Renowned cellist Yo-Yo Ma’s new album Notes for the Future is a series of intimate and heartfelt studio collaborations with singers from five continents. The album’s nine tracks feature Ma with well-known divas and a few names new to me: Angélique Kidjo, Mashrou’ Leila, Tunde Olaniran, Jeremy Dutcher, Andrea Motis, ABAO, Lila Downs and Marlon Williams.
Ma, United Nations Messenger of Peace, writes that this album’s global musical journey explores “how culture can help us imagine and build a better world, featuring vocals in Arabic, Zapotec, Catalan, Paiwan, Spanish, Mi’kmaq, Wolastoqey, Ewe, Maori, and English.” Celebrating the “wisdom of the generations that were and the possibility of those to come,” Ma aims to express “our fears and hopes, reminding us that the future is ours to shape, together.”
Given that stirring mission statement, how does Notes for the Future deliver musically? To answer, I’d like to focus on Honor Song, the collaboration between Ma and tenor-composer Jeremy Dutcher. Juno and Polaris Prize winner, Dutcher, a member of the Tobique First Nation in New Brunswick, describes Honor Song as “a Mi’kmaq anthem […] that invokes our collective responsibility to care for the planet we share.” Dutcher’s soaring and emotion-filled Wolastoqey vocal is brilliantly counterpointed by Ma’s lyrical bass-heavy cello and powerful chordal accompaniment.

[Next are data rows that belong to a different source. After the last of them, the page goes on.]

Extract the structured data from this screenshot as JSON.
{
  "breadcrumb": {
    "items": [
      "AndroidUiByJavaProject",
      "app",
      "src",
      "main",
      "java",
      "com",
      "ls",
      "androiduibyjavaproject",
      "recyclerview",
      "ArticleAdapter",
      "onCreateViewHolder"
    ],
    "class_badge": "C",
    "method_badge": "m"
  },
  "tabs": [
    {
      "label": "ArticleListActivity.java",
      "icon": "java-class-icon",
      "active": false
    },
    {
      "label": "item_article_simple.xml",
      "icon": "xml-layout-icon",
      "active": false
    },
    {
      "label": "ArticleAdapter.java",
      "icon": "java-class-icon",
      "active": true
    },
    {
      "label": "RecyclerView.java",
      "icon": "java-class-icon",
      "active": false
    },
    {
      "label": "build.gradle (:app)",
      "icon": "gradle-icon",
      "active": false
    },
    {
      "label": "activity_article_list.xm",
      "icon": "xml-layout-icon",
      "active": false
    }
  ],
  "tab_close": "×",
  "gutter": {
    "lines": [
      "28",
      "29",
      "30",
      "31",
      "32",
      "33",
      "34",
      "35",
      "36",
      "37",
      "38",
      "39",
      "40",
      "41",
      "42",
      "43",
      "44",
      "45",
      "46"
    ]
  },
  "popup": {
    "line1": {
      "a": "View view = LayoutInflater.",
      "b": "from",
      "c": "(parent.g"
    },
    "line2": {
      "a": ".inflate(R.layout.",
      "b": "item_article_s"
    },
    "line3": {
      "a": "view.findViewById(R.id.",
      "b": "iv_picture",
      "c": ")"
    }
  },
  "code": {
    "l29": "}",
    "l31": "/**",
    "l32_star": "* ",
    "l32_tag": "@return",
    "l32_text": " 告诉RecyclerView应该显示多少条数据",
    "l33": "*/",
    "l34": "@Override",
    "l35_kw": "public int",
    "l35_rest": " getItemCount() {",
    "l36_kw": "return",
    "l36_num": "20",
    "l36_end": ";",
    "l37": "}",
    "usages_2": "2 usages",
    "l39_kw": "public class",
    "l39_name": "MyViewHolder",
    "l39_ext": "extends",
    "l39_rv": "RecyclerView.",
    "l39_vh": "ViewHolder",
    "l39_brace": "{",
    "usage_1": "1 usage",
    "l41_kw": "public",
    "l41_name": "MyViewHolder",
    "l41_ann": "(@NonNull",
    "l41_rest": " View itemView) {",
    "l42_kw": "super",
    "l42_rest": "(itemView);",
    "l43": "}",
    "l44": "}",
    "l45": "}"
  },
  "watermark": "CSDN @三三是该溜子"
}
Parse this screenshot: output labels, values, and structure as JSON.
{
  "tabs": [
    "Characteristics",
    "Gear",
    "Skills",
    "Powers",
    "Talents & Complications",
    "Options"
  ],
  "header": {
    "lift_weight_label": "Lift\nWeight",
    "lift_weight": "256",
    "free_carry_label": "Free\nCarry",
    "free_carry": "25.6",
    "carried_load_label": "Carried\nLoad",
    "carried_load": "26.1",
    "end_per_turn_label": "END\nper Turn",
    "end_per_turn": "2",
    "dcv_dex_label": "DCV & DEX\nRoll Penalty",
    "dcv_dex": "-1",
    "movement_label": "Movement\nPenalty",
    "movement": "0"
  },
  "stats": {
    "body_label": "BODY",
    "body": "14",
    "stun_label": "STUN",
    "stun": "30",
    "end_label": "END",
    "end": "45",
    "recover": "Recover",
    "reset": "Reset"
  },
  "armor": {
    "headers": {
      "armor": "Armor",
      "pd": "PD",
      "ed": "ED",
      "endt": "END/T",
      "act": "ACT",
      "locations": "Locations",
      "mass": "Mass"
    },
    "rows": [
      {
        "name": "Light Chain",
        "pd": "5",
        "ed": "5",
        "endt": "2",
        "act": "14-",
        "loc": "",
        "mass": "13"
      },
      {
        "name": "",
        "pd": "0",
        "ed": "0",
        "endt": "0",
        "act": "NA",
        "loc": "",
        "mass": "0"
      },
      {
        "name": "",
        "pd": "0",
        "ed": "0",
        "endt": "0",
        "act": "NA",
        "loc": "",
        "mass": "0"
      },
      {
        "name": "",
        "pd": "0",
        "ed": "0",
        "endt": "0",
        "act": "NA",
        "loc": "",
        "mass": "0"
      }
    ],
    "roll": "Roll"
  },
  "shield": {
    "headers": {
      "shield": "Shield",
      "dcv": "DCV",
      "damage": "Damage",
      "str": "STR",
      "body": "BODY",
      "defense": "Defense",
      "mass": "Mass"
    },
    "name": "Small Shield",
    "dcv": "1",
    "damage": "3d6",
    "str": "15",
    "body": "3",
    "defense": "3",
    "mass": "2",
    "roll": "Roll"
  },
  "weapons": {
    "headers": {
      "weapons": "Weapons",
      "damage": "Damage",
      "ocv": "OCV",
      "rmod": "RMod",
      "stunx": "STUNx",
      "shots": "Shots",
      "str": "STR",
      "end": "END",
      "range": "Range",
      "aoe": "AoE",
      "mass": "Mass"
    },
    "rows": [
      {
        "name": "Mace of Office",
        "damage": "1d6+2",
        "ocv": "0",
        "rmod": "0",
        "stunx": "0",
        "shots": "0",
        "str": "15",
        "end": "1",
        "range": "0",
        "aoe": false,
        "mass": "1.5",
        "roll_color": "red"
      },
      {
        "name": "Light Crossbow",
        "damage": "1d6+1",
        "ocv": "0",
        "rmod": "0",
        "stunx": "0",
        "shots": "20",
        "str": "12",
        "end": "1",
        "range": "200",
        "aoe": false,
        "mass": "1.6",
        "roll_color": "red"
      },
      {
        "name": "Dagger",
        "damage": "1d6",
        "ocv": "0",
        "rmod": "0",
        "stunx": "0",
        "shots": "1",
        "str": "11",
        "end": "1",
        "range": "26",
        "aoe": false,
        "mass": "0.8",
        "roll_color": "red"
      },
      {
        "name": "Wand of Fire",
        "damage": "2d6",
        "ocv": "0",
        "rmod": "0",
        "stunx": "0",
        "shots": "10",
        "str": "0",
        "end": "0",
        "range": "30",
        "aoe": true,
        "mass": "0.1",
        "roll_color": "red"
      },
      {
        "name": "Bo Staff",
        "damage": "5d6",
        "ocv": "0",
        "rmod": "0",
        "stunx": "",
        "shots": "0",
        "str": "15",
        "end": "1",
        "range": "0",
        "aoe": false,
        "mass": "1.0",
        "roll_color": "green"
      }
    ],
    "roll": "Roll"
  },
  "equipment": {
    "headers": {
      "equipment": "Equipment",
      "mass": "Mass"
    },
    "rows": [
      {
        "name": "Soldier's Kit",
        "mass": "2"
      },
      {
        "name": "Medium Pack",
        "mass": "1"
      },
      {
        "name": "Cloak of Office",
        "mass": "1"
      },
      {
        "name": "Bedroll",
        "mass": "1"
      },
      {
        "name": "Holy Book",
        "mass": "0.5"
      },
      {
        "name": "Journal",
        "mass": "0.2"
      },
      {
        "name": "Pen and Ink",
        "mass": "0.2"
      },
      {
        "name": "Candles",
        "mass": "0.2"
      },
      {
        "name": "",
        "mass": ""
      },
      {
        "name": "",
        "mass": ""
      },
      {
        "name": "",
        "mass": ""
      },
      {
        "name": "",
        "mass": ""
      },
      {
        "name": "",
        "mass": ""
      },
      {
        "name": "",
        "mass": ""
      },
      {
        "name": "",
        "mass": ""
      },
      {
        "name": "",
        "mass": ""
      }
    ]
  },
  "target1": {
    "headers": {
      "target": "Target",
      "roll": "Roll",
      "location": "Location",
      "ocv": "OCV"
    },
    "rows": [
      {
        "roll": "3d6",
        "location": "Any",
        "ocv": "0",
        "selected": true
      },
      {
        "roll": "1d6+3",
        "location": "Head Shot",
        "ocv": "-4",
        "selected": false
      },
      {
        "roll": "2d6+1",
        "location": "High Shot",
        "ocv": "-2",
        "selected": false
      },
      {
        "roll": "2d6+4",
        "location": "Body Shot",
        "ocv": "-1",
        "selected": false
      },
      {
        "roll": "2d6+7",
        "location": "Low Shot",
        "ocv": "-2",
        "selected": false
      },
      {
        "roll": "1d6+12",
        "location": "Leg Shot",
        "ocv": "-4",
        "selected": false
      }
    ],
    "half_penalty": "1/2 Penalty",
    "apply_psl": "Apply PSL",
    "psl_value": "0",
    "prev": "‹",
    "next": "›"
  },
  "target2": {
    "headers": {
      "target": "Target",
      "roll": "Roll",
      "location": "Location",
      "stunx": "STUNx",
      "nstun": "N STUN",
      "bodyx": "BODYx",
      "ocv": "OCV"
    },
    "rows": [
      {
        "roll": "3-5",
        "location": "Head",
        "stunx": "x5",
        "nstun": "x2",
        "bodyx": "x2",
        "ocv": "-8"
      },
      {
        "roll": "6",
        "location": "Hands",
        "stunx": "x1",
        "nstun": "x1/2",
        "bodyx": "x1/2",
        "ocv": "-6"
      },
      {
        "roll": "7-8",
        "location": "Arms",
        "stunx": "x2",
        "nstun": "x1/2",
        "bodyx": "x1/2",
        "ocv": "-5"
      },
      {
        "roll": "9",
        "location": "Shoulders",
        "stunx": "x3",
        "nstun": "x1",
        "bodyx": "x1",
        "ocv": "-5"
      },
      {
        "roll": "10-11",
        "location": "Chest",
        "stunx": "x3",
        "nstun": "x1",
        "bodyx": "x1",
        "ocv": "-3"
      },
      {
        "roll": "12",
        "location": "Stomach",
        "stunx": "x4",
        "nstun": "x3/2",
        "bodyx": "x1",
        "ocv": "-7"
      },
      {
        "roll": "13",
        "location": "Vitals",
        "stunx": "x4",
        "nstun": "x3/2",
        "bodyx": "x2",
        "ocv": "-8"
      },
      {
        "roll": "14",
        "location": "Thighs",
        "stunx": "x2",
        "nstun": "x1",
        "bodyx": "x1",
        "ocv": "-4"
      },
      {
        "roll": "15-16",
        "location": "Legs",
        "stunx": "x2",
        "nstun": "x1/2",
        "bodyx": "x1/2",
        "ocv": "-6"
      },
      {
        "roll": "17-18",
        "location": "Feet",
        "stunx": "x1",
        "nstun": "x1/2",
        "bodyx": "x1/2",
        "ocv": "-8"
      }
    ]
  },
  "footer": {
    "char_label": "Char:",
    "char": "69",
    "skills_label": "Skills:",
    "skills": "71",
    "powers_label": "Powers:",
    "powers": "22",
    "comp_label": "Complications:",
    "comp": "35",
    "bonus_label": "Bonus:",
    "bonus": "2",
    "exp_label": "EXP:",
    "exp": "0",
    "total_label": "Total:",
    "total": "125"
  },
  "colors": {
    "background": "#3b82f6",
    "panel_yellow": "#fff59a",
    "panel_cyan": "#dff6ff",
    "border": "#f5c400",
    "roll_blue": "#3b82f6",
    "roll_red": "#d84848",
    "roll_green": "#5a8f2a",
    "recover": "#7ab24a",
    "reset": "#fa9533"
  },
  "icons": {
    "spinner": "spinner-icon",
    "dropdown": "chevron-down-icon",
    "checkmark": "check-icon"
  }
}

Dutcher wrote: “This collaboration changed my life, and I’m so grateful to him for sharing his platform and allowing so many more people to hear our songs + languages!” I found the entire album a stirring journey.